[Stored data]
[Start of section]
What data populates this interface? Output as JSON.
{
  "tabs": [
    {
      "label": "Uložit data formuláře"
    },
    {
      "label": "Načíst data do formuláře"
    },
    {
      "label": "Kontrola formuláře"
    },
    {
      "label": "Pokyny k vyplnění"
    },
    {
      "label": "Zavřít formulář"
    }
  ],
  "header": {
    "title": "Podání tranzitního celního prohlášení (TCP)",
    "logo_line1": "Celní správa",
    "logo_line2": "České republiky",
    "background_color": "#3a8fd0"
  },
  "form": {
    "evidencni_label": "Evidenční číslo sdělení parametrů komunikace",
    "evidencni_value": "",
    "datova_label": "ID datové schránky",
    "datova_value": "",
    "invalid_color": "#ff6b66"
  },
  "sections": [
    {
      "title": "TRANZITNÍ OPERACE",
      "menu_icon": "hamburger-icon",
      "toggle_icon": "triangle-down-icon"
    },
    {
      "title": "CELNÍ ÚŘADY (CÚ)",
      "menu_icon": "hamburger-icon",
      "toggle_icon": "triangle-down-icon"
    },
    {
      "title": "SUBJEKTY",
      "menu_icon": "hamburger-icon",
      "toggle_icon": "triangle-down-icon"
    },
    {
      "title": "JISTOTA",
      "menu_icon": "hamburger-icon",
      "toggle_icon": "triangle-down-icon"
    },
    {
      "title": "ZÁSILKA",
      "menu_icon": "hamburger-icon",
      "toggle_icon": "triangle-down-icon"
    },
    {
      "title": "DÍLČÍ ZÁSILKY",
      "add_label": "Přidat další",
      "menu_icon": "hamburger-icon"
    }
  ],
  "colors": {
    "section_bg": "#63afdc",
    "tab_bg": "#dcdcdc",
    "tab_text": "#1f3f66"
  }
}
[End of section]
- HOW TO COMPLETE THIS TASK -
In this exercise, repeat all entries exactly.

- TASK SOLUTION -
What data populates this interface? Output as JSON.
{
  "tabs": [
    {
      "label": "Uložit data formuláře"
    },
    {
      "label": "Načíst data do formuláře"
    },
    {
      "label": "Kontrola formuláře"
    },
    {
      "label": "Pokyny k vyplnění"
    },
    {
      "label": "Zavřít formulář"
    }
  ],
  "header": {
    "title": "Podání tranzitního celního prohlášení (TCP)",
    "logo_line1": "Celní správa",
    "logo_line2": "České republiky",
    "background_color": "#3a8fd0"
  },
  "form": {
    "evidencni_label": "Evidenční číslo sdělení parametrů komunikace",
    "evidencni_value": "",
    "datova_label": "ID datové schránky",
    "datova_value": "",
    "invalid_color": "#ff6b66"
  },
  "sections": [
    {
      "title": "TRANZITNÍ OPERACE",
      "menu_icon": "hamburger-icon",
      "toggle_icon": "triangle-down-icon"
    },
    {
      "title": "CELNÍ ÚŘADY (CÚ)",
      "menu_icon": "hamburger-icon",
      "toggle_icon": "triangle-down-icon"
    },
    {
      "title": "SUBJEKTY",
      "menu_icon": "hamburger-icon",
      "toggle_icon": "triangle-down-icon"
    },
    {
      "title": "JISTOTA",
      "menu_icon": "hamburger-icon",
      "toggle_icon": "triangle-down-icon"
    },
    {
      "title": "ZÁSILKA",
      "menu_icon": "hamburger-icon",
      "toggle_icon": "triangle-down-icon"
    },
    {
      "title": "DÍLČÍ ZÁSILKY",
      "add_label": "Přidat další",
      "menu_icon": "hamburger-icon"
    }
  ],
  "colors": {
    "section_bg": "#63afdc",
    "tab_bg": "#dcdcdc",
    "tab_text": "#1f3f66"
  }
}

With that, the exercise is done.